People like this, who claim to know about conservation and think they are helping the survival of animals, are actually spreading false information based on uneducated perceptions of a tourism industry whose sole focus is turning a profit. In fact, this man even states that he has ‘no problem with profit seeking’ and refers to the cubs as ‘talents’.
He expresses such contradictory opinions that I cannot even fathom his thinking.
The harsh, modern-day truth is that social media rule the world. Too many people enjoy their experiences through a camera lens instead of taking it in with their full attention. But that’s okay, because they’ve got the photo for Facebook (thumbs up emoji).
In this sense, people do not question where the big cats come from or where they go after they have received their likes on Instagram.
In an incoherent collection of contradictions, this man states, ‘As long as quality of life and adulthood issues are valid I wouldn’t have a problem visiting somewhere that was run more directly for revenue’, yet in the same article displays videos of cubs being ripped away from their mothers to feed the industry’s greed for money.
Anyone who has ‘pet some tigers’ and ‘join a big kitty volunteer programme’ on their bucket list cannot claim to be an ethical conservationist. But the ramifications of his post reach further than that.
His preaching misinformed views to the public means that readers are led to believe that there are good and bad sides to cub-petting and will therefore be drawn to choose the ‘better side’. In fact, when it comes to cub-petting, there is no ethical action.
To his claim, ‘I think the only way for any member of the public to safely and ethically encounter a lion or tiger is if they are cubs and if you just happen to be in a place that has them for some reason’, I can only ask why someone would ever just happen to find themselves in a place that has cubs available for petting? And just because you ‘happen’ to be there, why does that make it okay to pet them? As well as being a highly unlikely situation to ‘find’ yourself in unless you are actively seeking cub-petting, whether as a volunteer or a tourist.
He goes on to explain that cub-petting is available in some establishments because ‘they may have something like an unexpected pregnancy’. In what world is an lion’s ‘unexpected pregnancy’ cause for human intervention to necessitate petting by the public.
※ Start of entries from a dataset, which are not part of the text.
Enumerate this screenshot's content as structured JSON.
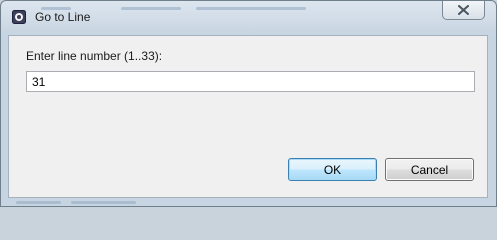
{
  "window": {
    "title": "Go to Line",
    "icon": "eclipse-icon",
    "close_label": "Close"
  },
  "dialog": {
    "prompt": "Enter line number (1..33):",
    "line_input": {
      "value": "31",
      "placeholder": ""
    },
    "ok_label": "OK",
    "cancel_label": "Cancel"
  },
  "colors": {
    "titlebar": "#c7d4e1",
    "client_background": "#f0f0f0",
    "default_button_border": "#3c7fb1"
  }
}
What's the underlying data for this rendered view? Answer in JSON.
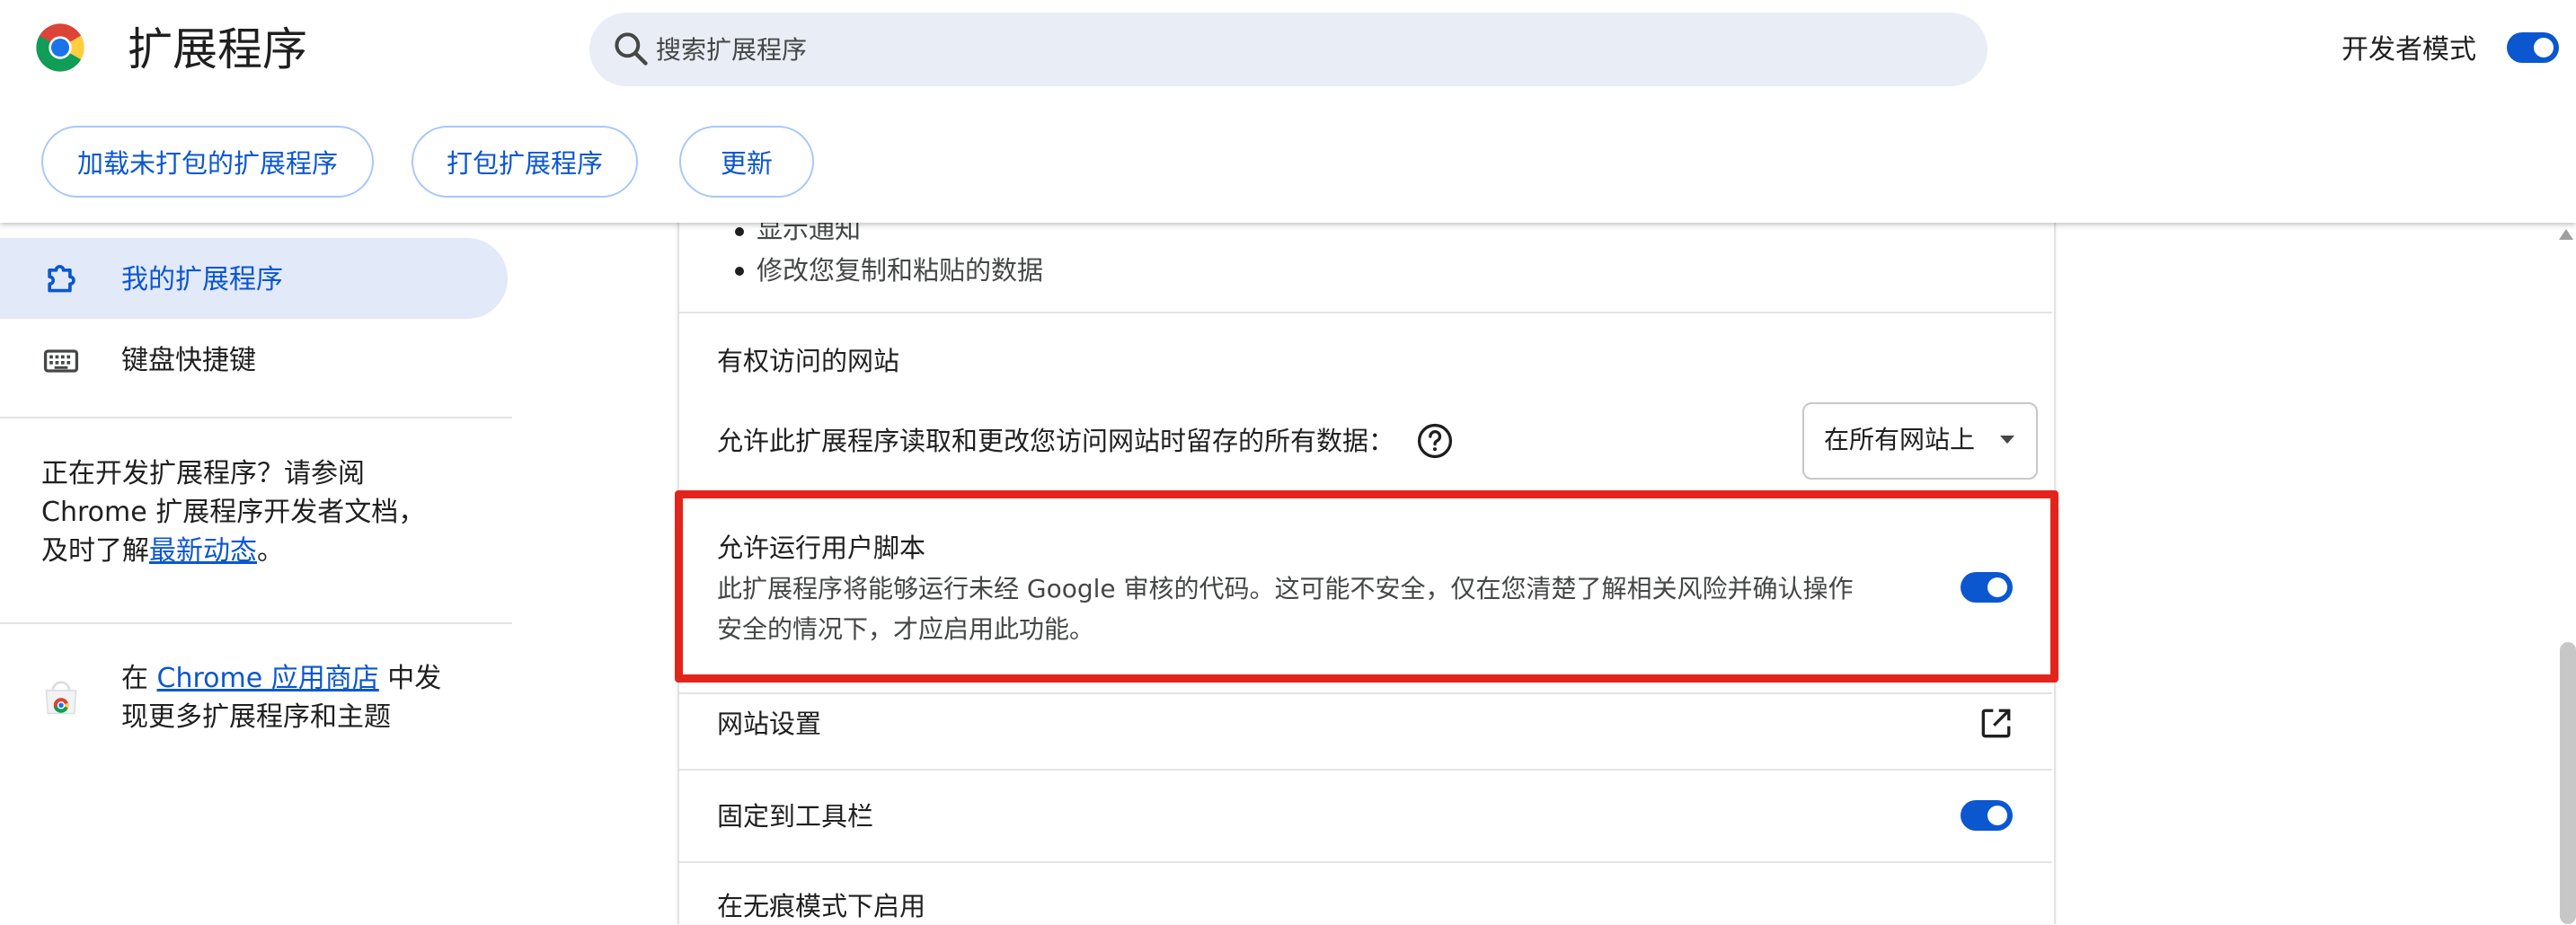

No lioness would ever let you take its young cub away from her, which means that it would have to be taken by force, causing severe distress for both the mother and the newborn cub.
He ends the article by claiming, ‘the only way I could support ethically encountering these cats to touch them would be in a volunteer program’.
– if a cub has forcefully been taken away from its mother
– if the cub IS handled by many different people every day
– if the cub is getting used to interaction and therefore losing its instinctual fear of humans
– if the cub is being fed by milk supplement
– if the cub will spend the rest of its life in an enclosure
– if the cub will never know the wild life that it deserves
Why would all of these factors be okay because the person doing it is a volunteer rather than a tourist?